[Work instructions]
Verbatim output of the lines below is required, with the images omitted.

*** Exercise input

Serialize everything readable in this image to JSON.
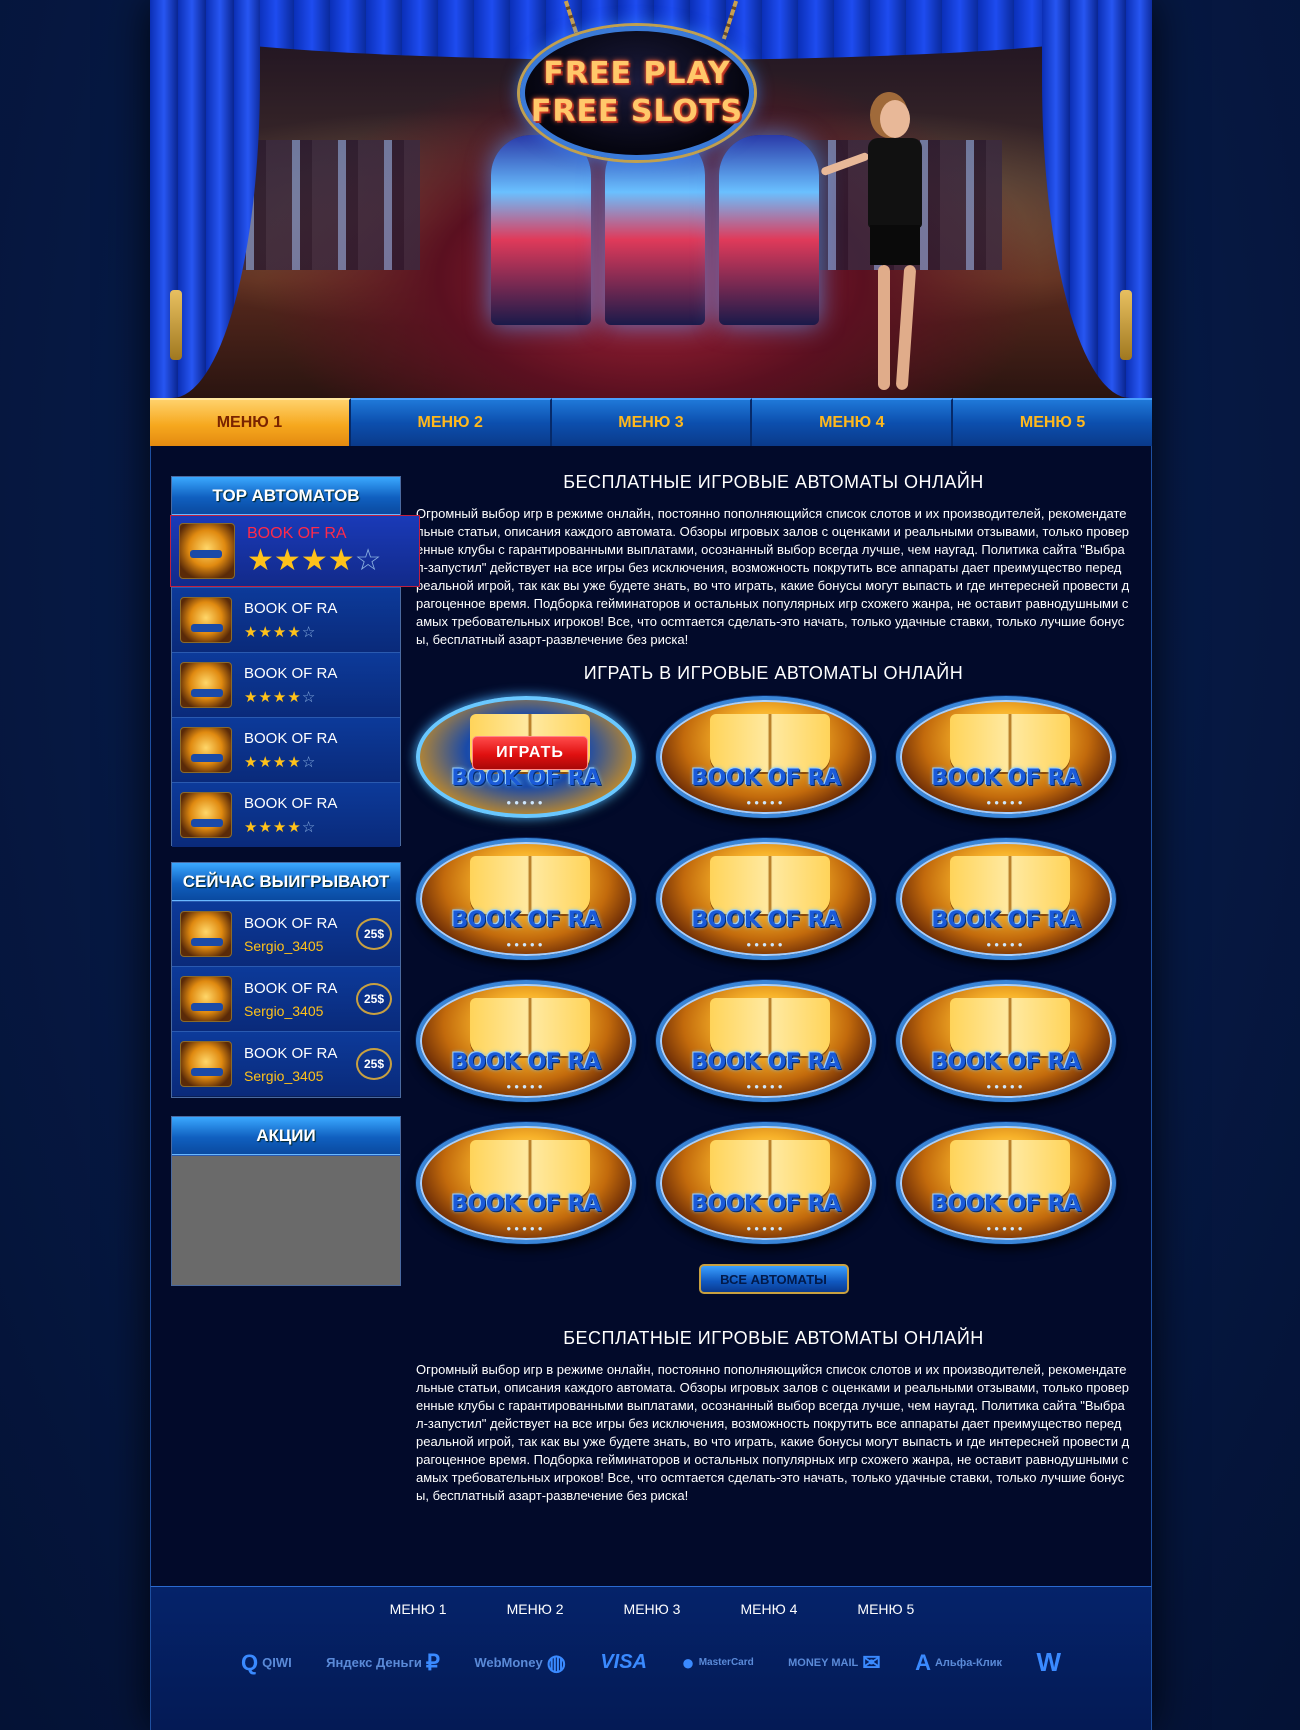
{
  "logo": {
    "line1": "FREE PLAY",
    "line2": "FREE SLOTS"
  },
  "nav": [
    "МЕНЮ 1",
    "МЕНЮ 2",
    "МЕНЮ 3",
    "МЕНЮ 4",
    "МЕНЮ 5"
  ],
  "sidebar": {
    "top_title": "TOP АВТОМАТОВ",
    "top_items": [
      {
        "name": "BOOK OF RA",
        "rating": 4
      },
      {
        "name": "BOOK OF RA",
        "rating": 4
      },
      {
        "name": "BOOK OF RA",
        "rating": 4
      },
      {
        "name": "BOOK OF RA",
        "rating": 4
      },
      {
        "name": "BOOK OF RA",
        "rating": 4
      }
    ],
    "winners_title": "СЕЙЧАС ВЫИГРЫВАЮТ",
    "winners": [
      {
        "game": "BOOK OF RA",
        "user": "Sergio_3405",
        "prize": "25$"
      },
      {
        "game": "BOOK OF RA",
        "user": "Sergio_3405",
        "prize": "25$"
      },
      {
        "game": "BOOK OF RA",
        "user": "Sergio_3405",
        "prize": "25$"
      }
    ],
    "promo_title": "АКЦИИ"
  },
  "main": {
    "heading1": "БЕСПЛАТНЫЕ ИГРОВЫЕ АВТОМАТЫ ОНЛАЙН",
    "text1": "Огромный выбор игр в режиме онлайн, постоянно пополняющийся список слотов и их производителей, рекомендательные статьи, описания каждого автомата. Обзоры игровых залов с оценками и реальными отзывами, только проверенные клубы с гарантированными выплатами, осознанный выбор всегда лучше, чем наугад. Политика сайта \"Выбрал-запустил\" действует на все игры без исключения, возможность покрутить все аппараты дает преимущество перед реальной игрой, так как вы уже будете знать, во что играть, какие  бонусы могут выпасть и где интересней провести драгоценное время. Подборка гейминаторов и остальных популярных игр схожего жанра, не оставит равнодушными самых требовательных игроков! Все, что осmтается сделать-это начать, только удачные ставки, только лучшие бонусы, бесплатный азарт-развлечение без риска!",
    "heading2": "ИГРАТЬ В ИГРОВЫЕ АВТОМАТЫ ОНЛАЙН",
    "play_label": "ИГРАТЬ",
    "games": [
      "BOOK OF RA",
      "BOOK OF RA",
      "BOOK OF RA",
      "BOOK OF RA",
      "BOOK OF RA",
      "BOOK OF RA",
      "BOOK OF RA",
      "BOOK OF RA",
      "BOOK OF RA",
      "BOOK OF RA",
      "BOOK OF RA",
      "BOOK OF RA"
    ],
    "all_button": "ВСЕ АВТОМАТЫ",
    "heading3": "БЕСПЛАТНЫЕ ИГРОВЫЕ АВТОМАТЫ ОНЛАЙН",
    "text2": "Огромный выбор игр в режиме онлайн, постоянно пополняющийся список слотов и их производителей, рекомендательные статьи, описания каждого автомата. Обзоры игровых залов с оценками и реальными отзывами, только проверенные клубы с гарантированными выплатами, осознанный выбор всегда лучше, чем наугад. Политика сайта \"Выбрал-запустил\" действует на все игры без исключения, возможность покрутить все аппараты дает преимущество перед реальной игрой, так как вы уже будете знать, во что играть, какие  бонусы могут выпасть и где интересней провести драгоценное время. Подборка гейминаторов и остальных популярных игр схожего жанра, не оставит равнодушными самых требовательных игроков! Все, что осmтается сделать-это начать, только удачные ставки, только лучшие бонусы, бесплатный азарт-развлечение без риска!"
  },
  "footer": {
    "nav": [
      "МЕНЮ 1",
      "МЕНЮ 2",
      "МЕНЮ 3",
      "МЕНЮ 4",
      "МЕНЮ 5"
    ],
    "payments": [
      {
        "label": "QIWI",
        "icon": "qiwi-icon",
        "glyph": "Q"
      },
      {
        "label": "Яндекс Деньги",
        "icon": "yandex-money-icon",
        "glyph": "₽"
      },
      {
        "label": "WebMoney",
        "icon": "webmoney-icon",
        "glyph": "◍"
      },
      {
        "label": "VISA",
        "icon": "visa-icon",
        "glyph": ""
      },
      {
        "label": "MasterCard",
        "icon": "mastercard-icon",
        "glyph": "●"
      },
      {
        "label": "MONEY MAIL",
        "icon": "moneymail-icon",
        "glyph": "✉"
      },
      {
        "label": "Альфа-Клик",
        "icon": "alfa-click-icon",
        "glyph": "A"
      },
      {
        "label": "",
        "icon": "w1-icon",
        "glyph": "W"
      }
    ]
  },
  "colors": {
    "nav_active": "#f6a81e",
    "nav_text": "#ffb81c",
    "star": "#ffc21a",
    "highlight_name": "#ff2a4a",
    "winner": "#ffc21a"
  }
}
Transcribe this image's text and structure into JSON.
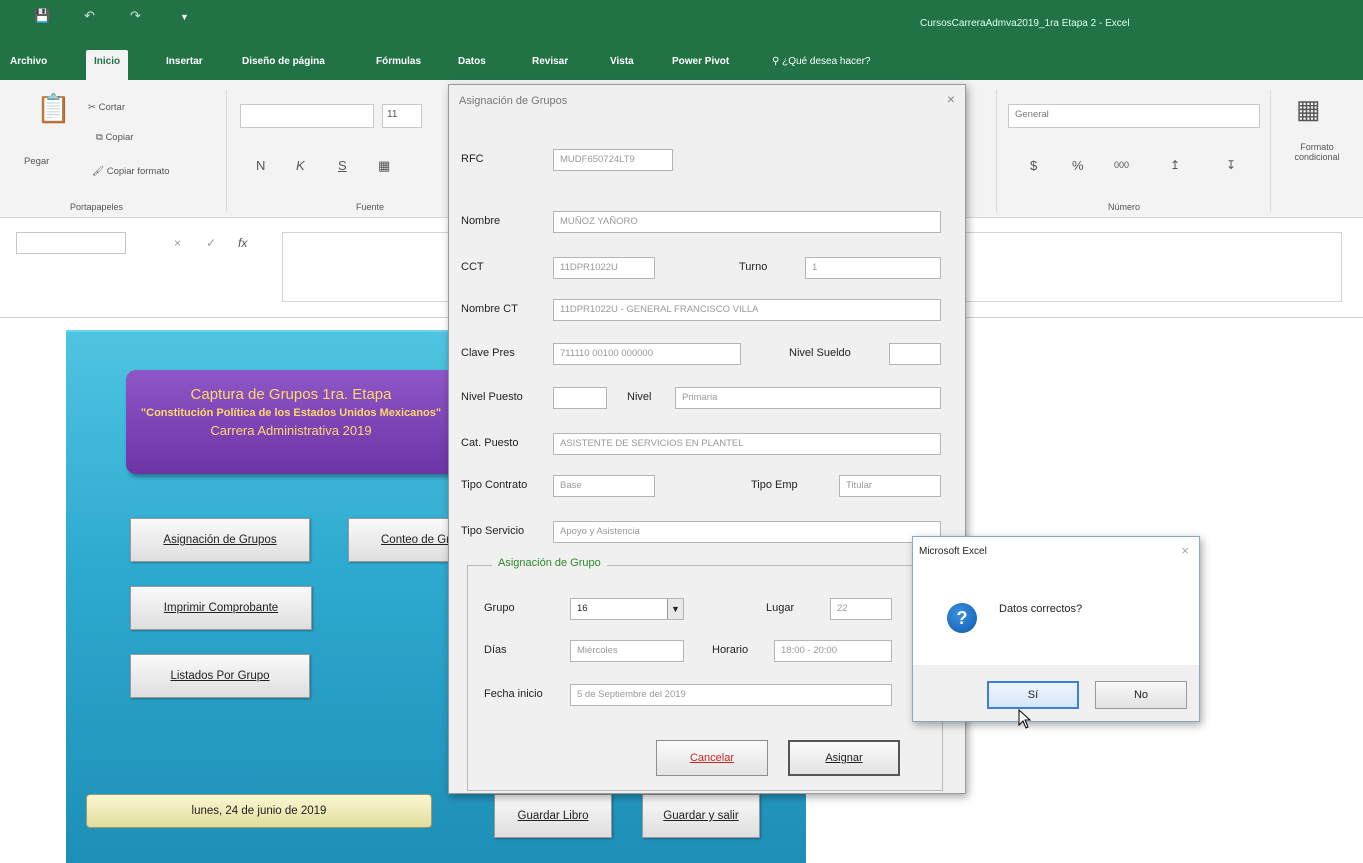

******

[Answer for this exercise]
Serialize everything readable in this image to JSON.
{
  "logo": {
    "line1": "FREE PLAY",
    "line2": "FREE SLOTS"
  },
  "nav": [
    "МЕНЮ 1",
    "МЕНЮ 2",
    "МЕНЮ 3",
    "МЕНЮ 4",
    "МЕНЮ 5"
  ],
  "sidebar": {
    "top_title": "TOP АВТОМАТОВ",
    "top_items": [
      {
        "name": "BOOK OF RA",
        "rating": 4
      },
      {
        "name": "BOOK OF RA",
        "rating": 4
      },
      {
        "name": "BOOK OF RA",
        "rating": 4
      },
      {
        "name": "BOOK OF RA",
        "rating": 4
      },
      {
        "name": "BOOK OF RA",
        "rating": 4
      }
    ],
    "winners_title": "СЕЙЧАС ВЫИГРЫВАЮТ",
    "winners": [
      {
        "game": "BOOK OF RA",
        "user": "Sergio_3405",
        "prize": "25$"
      },
      {
        "game": "BOOK OF RA",
        "user": "Sergio_3405",
        "prize": "25$"
      },
      {
        "game": "BOOK OF RA",
        "user": "Sergio_3405",
        "prize": "25$"
      }
    ],
    "promo_title": "АКЦИИ"
  },
  "main": {
    "heading1": "БЕСПЛАТНЫЕ ИГРОВЫЕ АВТОМАТЫ ОНЛАЙН",
    "text1": "Огромный выбор игр в режиме онлайн, постоянно пополняющийся список слотов и их производителей, рекомендательные статьи, описания каждого автомата. Обзоры игровых залов с оценками и реальными отзывами, только проверенные клубы с гарантированными выплатами, осознанный выбор всегда лучше, чем наугад. Политика сайта \"Выбрал-запустил\" действует на все игры без исключения, возможность покрутить все аппараты дает преимущество перед реальной игрой, так как вы уже будете знать, во что играть, какие  бонусы могут выпасть и где интересней провести драгоценное время. Подборка гейминаторов и остальных популярных игр схожего жанра, не оставит равнодушными самых требовательных игроков! Все, что осmтается сделать-это начать, только удачные ставки, только лучшие бонусы, бесплатный азарт-развлечение без риска!",
    "heading2": "ИГРАТЬ В ИГРОВЫЕ АВТОМАТЫ ОНЛАЙН",
    "play_label": "ИГРАТЬ",
    "games": [
      "BOOK OF RA",
      "BOOK OF RA",
      "BOOK OF RA",
      "BOOK OF RA",
      "BOOK OF RA",
      "BOOK OF RA",
      "BOOK OF RA",
      "BOOK OF RA",
      "BOOK OF RA",
      "BOOK OF RA",
      "BOOK OF RA",
      "BOOK OF RA"
    ],
    "all_button": "ВСЕ АВТОМАТЫ",
    "heading3": "БЕСПЛАТНЫЕ ИГРОВЫЕ АВТОМАТЫ ОНЛАЙН",
    "text2": "Огромный выбор игр в режиме онлайн, постоянно пополняющийся список слотов и их производителей, рекомендательные статьи, описания каждого автомата. Обзоры игровых залов с оценками и реальными отзывами, только проверенные клубы с гарантированными выплатами, осознанный выбор всегда лучше, чем наугад. Политика сайта \"Выбрал-запустил\" действует на все игры без исключения, возможность покрутить все аппараты дает преимущество перед реальной игрой, так как вы уже будете знать, во что играть, какие  бонусы могут выпасть и где интересней провести драгоценное время. Подборка гейминаторов и остальных популярных игр схожего жанра, не оставит равнодушными самых требовательных игроков! Все, что осmтается сделать-это начать, только удачные ставки, только лучшие бонусы, бесплатный азарт-развлечение без риска!"
  },
  "footer": {
    "nav": [
      "МЕНЮ 1",
      "МЕНЮ 2",
      "МЕНЮ 3",
      "МЕНЮ 4",
      "МЕНЮ 5"
    ],
    "payments": [
      {
        "label": "QIWI",
        "icon": "qiwi-icon",
        "glyph": "Q"
      },
      {
        "label": "Яндекс Деньги",
        "icon": "yandex-money-icon",
        "glyph": "₽"
      },
      {
        "label": "WebMoney",
        "icon": "webmoney-icon",
        "glyph": "◍"
      },
      {
        "label": "VISA",
        "icon": "visa-icon",
        "glyph": ""
      },
      {
        "label": "MasterCard",
        "icon": "mastercard-icon",
        "glyph": "●"
      },
      {
        "label": "MONEY MAIL",
        "icon": "moneymail-icon",
        "glyph": "✉"
      },
      {
        "label": "Альфа-Клик",
        "icon": "alfa-click-icon",
        "glyph": "A"
      },
      {
        "label": "",
        "icon": "w1-icon",
        "glyph": "W"
      }
    ]
  },
  "colors": {
    "nav_active": "#f6a81e",
    "nav_text": "#ffb81c",
    "star": "#ffc21a",
    "highlight_name": "#ff2a4a",
    "winner": "#ffc21a"
  }
}
Transcribe this image's text and structure into JSON.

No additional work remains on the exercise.